We drove across the mountains (or into the mountains) to my friend Katie's house in VA. Our families are great friends and our kids seem to disappear on us when they are together. They boys run off to collect materials in the woods, check on the chickens, look for the invisible monster, etc. Katie's daughter and Miranda were pretending that they were a family of lost children camping in the woods complete with costumes, made up pseudonyms and bags of pretend food. We had a very refreshing hike up Roaring Run complete with wading in cool river water and tubing down some small waterfalls. I got a lot of great chicken keeping advice and I think we'll be ready next year for a few laying hens of our own. Miranda loved tending the rabbits and chickens. She is such a mini-mama.

Then, before dawn, we departed at an hour carefully calculated to avoid all NYC traffic upon our return. Thank you to everyone who hosted us in their home or fixed us a meal along our journey.

Happy trails.

Thursday, July 14, 2011


You know how sometimes during a short period of time in your life the same idea keeps popping up and it almost makes you wonder if there if there is a force out there in the Universe deciding on a theme for your present life. I must write this down, and all future serendipitous theme emergences, because I know I will grow old and forget and, in the future, I want to be able to read it to myself and any kids or grand kids who will listen.

So, it all started a few weeks ago when a colleague of mine told all of us science teachers that he is organizing a Food Day at our school and he welcomes our participation. Since I am a botanist at heart, I immediately start to think of ways I can incorporate plants and my eye wanders over to a shelf in my classroom and my eyes rest on my old copy of "Wild Edible Plants." This book was my parting gift at the end of the first summer I taught outdoor environmental education at nature preserve in Ohio when I was eighteen, a long time ago, ahem...

So, I decide that I am going to teach my students to forage and we will prepare and eat wild plants for Food Day. Then, as I leaf through my book I find that many invasive plants, like Japanese Knotweed and Garlic Mustard which grow "like weeds" all over the forest near my high school, can be eaten. So, at this point, I am feeling like I have come up with a novel solution to a pretty big, bad and expensive environmental nightmare (removing invasive exotic plants) and as a side bonus, found a local food source that is free, which could, I don't know, alleviate hunger. It is a great idea, but it turns out that I am not the first person to suggest eating invasive species as a way getting rid of them. In fact, there is a NY Times article in this week's Science Times all about it. Last week, in an environmental course my teacher shares an article with us and on the opposite page is a small blurb about the latest trend in the locavore movement, "invasivores." So, I guess my wild edible plant workshop for my students might have to have some trendy title like "invasivores for a day."

So now that this idea is taking shape I am foraging with Jove and Miranda in the yard. I must say that I really wish crab grass was edible since it is the primary weed in my garden. The biggest hit so far with the kids is purslane.
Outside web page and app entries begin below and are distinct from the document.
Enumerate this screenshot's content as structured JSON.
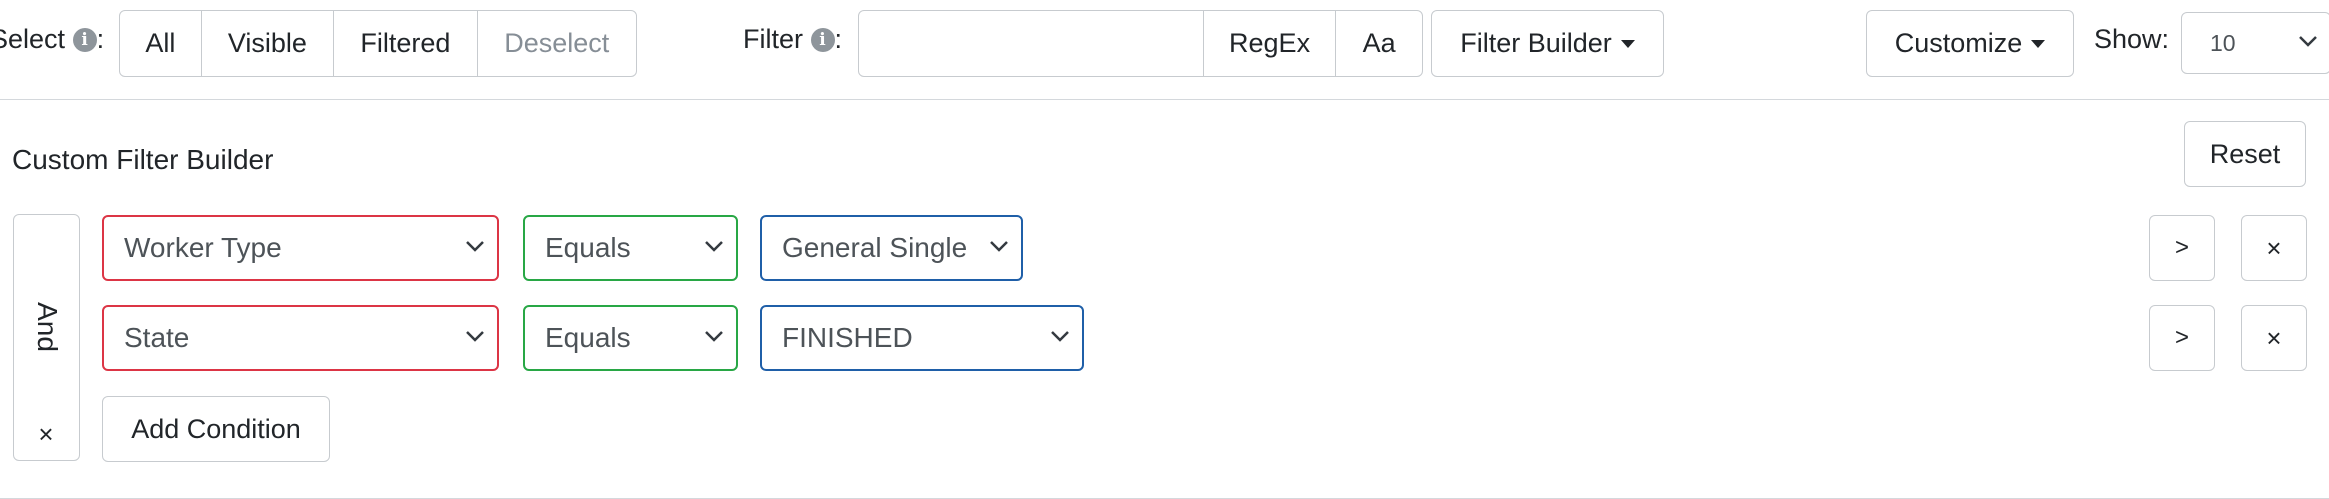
{
  "toolbar": {
    "select_label": "Select",
    "select_buttons": [
      "All",
      "Visible",
      "Filtered",
      "Deselect"
    ],
    "filter_label": "Filter",
    "filter_value": "",
    "regex_label": "RegEx",
    "case_label": "Aa",
    "filter_builder_label": "Filter Builder",
    "customize_label": "Customize",
    "show_label": "Show:",
    "show_value": "10"
  },
  "builder": {
    "title": "Custom Filter Builder",
    "reset_label": "Reset",
    "logic_label": "And",
    "logic_remove": "×",
    "add_condition_label": "Add Condition",
    "conditions": [
      {
        "field": "Worker Type",
        "operator": "Equals",
        "value": "General Single",
        "indent": ">",
        "remove": "×"
      },
      {
        "field": "State",
        "operator": "Equals",
        "value": "FINISHED",
        "indent": ">",
        "remove": "×"
      }
    ]
  },
  "colors": {
    "field_border": "#dc3545",
    "operator_border": "#28a745",
    "value_border": "#1f5fa8",
    "disabled_text": "#868e96"
  }
}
It grows pretty much everywhere as a weed and it is yummy. We like it so much we have left a spot for it in the garden. Today, Miranda told me that she went out to get some when she was hungry for a snack. We have also harvested some dandelion greens and plantain leaves and added them to soup. They are a little on the bitter side to eat right out of the lawn.

I have a couple of month to prepare and I will have to be creative since a lot of plants you can eat in summer won't be so tender in October. I am keeping my eyes open every time I am outside and reading as much as I can. I may even take a foraging class with the legendary Wildman Steve Brill who is local and makes his living teaching people to eat wild plants.

Summer of Foraging here we go!